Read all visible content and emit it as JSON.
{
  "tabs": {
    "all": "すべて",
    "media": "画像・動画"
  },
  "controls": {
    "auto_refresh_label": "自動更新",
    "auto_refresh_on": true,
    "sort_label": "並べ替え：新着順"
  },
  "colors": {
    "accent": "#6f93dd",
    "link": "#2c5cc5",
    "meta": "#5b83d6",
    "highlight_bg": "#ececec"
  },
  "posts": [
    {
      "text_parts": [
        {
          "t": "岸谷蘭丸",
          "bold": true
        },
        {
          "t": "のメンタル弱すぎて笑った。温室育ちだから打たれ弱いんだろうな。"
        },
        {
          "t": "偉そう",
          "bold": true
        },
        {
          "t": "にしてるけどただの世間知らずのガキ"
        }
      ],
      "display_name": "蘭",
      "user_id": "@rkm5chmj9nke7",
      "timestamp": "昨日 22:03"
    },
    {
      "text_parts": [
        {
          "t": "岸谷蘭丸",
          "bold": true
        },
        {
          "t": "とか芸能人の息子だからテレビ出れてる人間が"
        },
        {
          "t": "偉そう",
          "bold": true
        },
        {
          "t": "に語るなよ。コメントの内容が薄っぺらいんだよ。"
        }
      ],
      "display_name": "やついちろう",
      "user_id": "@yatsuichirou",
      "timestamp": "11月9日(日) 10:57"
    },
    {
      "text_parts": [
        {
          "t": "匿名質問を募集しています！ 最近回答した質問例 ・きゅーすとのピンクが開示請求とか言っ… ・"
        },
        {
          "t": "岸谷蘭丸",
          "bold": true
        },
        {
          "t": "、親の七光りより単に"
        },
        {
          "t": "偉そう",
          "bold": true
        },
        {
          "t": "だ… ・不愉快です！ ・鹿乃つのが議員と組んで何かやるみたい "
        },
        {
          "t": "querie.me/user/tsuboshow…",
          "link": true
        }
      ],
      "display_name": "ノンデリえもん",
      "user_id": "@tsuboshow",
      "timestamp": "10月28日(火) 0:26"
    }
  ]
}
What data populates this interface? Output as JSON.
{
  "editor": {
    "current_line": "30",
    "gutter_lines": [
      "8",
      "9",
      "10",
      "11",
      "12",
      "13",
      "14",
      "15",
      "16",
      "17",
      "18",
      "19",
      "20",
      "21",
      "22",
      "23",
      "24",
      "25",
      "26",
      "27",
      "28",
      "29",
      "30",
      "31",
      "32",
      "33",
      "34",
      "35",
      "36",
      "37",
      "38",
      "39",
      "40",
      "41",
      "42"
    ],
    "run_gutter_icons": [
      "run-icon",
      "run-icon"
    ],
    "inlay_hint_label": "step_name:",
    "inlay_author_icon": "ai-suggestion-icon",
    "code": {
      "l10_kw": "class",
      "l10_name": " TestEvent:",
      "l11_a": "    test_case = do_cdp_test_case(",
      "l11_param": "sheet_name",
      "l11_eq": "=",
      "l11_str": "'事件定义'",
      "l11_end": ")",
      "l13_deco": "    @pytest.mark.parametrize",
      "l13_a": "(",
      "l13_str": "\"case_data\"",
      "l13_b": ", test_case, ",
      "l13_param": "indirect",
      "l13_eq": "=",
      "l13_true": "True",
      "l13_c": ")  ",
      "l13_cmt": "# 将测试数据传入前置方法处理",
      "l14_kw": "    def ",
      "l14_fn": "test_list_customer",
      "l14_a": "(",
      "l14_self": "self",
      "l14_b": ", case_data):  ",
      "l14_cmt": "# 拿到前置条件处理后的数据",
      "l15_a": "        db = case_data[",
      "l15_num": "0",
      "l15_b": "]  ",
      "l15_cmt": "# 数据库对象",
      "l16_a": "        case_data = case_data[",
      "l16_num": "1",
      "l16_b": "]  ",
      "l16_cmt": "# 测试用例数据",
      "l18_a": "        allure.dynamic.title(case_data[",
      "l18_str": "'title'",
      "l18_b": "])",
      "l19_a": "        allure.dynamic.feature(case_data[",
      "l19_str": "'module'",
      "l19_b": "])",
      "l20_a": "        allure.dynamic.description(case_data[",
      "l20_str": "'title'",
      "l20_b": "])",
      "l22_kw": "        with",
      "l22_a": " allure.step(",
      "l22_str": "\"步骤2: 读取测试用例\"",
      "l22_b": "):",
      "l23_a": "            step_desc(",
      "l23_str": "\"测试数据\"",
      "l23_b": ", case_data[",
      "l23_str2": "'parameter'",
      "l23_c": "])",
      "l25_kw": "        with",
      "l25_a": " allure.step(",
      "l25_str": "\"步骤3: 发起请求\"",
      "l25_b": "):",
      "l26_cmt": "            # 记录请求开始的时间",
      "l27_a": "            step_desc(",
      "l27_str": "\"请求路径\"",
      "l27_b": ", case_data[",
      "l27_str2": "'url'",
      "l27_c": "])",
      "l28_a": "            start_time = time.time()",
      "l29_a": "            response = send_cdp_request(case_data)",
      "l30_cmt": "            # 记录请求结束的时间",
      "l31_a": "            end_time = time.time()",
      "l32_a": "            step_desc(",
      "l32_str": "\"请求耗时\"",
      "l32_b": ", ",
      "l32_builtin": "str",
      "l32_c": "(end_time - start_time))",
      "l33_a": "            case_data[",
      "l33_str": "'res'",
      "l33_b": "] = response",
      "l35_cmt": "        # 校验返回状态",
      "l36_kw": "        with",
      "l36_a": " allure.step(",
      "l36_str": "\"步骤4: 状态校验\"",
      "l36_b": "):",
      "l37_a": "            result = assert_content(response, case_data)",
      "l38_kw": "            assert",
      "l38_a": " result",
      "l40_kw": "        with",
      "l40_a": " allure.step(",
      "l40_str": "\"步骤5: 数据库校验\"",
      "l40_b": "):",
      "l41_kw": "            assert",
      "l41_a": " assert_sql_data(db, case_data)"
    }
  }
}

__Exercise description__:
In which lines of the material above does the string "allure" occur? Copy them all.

__Written answer__:
      "l18_a": "        allure.dynamic.title(case_data[",
      "l19_a": "        allure.dynamic.feature(case_data[",
      "l20_a": "        allure.dynamic.description(case_data[",
      "l22_a": " allure.step(",
      "l25_a": " allure.step(",
      "l36_a": " allure.step(",
      "l40_a": " allure.step(",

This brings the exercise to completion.